* WHAT IS REQUIRED
Please report each line of the data below that contains "this".

** RECORD EXTRACTS follows **

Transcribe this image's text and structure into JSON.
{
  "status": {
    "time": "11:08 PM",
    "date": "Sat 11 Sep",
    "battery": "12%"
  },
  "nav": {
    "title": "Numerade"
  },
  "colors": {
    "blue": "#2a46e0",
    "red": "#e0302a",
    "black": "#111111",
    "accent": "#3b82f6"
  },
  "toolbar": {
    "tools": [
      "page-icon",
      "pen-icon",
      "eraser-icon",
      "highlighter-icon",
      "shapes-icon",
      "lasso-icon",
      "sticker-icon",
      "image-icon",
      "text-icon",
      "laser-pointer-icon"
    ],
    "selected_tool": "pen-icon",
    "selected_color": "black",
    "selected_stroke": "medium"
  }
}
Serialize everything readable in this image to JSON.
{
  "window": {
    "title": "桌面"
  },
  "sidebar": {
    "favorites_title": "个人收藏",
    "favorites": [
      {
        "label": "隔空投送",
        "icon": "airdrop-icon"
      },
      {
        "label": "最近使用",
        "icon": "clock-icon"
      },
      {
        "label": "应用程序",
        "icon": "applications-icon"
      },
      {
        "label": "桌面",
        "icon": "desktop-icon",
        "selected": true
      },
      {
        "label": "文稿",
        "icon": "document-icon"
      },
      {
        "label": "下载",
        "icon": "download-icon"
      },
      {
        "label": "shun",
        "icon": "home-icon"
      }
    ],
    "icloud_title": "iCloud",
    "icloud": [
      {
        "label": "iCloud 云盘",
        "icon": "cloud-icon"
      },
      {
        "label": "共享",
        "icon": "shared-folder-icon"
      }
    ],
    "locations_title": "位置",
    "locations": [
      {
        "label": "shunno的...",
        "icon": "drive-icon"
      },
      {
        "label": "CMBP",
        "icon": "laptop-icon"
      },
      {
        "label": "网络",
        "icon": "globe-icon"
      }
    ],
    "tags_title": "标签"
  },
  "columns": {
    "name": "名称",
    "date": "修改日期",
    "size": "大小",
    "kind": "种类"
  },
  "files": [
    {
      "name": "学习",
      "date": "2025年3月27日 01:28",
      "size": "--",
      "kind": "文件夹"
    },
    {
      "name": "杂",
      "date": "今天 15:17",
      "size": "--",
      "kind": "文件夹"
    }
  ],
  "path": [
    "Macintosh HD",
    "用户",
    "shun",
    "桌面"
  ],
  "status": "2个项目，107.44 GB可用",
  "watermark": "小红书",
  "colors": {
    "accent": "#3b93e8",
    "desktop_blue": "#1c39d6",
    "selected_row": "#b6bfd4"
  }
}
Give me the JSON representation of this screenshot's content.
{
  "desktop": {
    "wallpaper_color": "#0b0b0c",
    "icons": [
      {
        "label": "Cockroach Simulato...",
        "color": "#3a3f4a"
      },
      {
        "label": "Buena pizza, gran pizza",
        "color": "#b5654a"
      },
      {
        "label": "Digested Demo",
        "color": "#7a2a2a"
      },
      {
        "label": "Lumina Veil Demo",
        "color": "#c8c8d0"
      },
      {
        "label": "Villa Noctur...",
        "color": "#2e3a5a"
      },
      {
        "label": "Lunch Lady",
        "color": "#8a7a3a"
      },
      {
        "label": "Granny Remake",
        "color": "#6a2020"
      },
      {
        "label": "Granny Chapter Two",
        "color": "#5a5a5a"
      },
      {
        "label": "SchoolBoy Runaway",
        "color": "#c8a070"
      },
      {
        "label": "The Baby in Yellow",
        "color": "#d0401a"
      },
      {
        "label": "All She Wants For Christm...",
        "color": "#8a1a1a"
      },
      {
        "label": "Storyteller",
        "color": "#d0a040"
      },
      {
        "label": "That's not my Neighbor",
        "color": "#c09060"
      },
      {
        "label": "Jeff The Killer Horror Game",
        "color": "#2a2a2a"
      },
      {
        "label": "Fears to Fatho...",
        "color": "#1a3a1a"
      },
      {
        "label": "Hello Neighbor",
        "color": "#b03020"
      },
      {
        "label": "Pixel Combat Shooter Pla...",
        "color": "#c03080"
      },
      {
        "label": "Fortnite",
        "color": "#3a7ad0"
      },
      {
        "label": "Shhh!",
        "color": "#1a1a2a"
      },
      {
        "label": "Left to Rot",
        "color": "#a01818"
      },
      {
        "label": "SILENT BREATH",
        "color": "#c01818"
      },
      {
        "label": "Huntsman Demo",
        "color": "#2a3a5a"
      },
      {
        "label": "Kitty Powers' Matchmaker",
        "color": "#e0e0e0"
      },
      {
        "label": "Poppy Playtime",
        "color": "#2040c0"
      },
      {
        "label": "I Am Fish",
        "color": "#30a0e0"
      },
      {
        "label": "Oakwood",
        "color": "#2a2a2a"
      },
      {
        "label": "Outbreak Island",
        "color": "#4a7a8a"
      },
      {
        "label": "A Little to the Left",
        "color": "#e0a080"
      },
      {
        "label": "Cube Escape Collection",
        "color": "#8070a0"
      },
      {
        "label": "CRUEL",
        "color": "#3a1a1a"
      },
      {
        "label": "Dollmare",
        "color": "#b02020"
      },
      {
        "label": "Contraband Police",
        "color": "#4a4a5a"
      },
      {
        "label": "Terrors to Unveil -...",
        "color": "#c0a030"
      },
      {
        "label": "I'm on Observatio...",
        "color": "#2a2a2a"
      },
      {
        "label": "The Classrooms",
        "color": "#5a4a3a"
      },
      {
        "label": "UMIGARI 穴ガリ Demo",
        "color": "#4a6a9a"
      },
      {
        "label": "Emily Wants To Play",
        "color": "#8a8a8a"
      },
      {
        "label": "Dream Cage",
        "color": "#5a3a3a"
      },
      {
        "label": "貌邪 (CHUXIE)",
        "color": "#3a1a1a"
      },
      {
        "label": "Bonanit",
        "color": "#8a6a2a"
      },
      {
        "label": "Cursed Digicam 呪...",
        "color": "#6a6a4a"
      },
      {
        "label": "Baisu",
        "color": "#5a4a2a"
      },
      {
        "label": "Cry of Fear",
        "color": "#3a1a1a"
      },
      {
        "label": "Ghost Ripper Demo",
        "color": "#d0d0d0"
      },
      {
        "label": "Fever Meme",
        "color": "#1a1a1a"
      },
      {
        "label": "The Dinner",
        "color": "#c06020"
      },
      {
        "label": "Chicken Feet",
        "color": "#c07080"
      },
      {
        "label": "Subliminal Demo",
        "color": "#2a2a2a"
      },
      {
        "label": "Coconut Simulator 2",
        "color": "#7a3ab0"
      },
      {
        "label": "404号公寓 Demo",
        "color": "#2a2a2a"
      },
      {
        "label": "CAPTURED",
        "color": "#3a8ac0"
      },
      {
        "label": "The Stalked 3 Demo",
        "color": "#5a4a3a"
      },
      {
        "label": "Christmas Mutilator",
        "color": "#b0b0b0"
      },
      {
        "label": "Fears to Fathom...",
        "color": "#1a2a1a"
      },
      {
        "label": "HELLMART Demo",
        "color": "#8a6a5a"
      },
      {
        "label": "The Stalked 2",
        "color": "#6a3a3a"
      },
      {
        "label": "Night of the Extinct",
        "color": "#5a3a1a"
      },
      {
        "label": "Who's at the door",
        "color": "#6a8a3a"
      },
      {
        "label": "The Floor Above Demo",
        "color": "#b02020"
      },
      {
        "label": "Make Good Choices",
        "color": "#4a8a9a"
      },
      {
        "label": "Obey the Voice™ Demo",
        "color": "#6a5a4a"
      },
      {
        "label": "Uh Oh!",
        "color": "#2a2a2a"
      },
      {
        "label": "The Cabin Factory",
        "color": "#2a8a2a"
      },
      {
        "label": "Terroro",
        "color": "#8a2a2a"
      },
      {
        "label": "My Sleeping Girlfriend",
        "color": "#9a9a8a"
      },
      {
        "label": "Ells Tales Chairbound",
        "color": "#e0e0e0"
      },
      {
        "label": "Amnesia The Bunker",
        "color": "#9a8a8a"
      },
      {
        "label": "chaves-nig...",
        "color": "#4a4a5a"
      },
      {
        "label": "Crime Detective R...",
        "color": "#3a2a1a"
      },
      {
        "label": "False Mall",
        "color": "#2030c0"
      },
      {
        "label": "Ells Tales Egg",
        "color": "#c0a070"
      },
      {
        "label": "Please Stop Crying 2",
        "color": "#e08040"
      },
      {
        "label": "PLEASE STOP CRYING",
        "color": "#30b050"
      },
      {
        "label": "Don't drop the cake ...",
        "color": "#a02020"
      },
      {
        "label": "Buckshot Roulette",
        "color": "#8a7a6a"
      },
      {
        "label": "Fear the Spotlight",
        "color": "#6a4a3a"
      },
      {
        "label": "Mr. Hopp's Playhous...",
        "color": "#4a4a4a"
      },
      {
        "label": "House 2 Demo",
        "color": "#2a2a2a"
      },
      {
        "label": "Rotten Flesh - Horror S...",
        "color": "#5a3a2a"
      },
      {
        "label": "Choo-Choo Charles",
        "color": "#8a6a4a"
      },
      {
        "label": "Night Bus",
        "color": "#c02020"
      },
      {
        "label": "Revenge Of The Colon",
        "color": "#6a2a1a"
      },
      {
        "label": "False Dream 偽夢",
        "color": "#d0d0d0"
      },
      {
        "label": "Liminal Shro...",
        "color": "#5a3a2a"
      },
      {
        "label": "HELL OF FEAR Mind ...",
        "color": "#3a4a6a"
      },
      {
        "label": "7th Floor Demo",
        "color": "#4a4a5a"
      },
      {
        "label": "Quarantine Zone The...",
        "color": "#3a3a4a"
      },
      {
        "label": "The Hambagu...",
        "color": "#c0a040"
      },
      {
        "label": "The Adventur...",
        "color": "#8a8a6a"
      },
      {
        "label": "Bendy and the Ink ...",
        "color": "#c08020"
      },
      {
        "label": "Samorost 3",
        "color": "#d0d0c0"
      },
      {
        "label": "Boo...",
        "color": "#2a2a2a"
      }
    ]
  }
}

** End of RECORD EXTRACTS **

* REPLY TO THE TASK
Transcribe this image's text and structure into JSON.
Serialize everything readable in this image to JSON.
Give me the JSON representation of this screenshot's content.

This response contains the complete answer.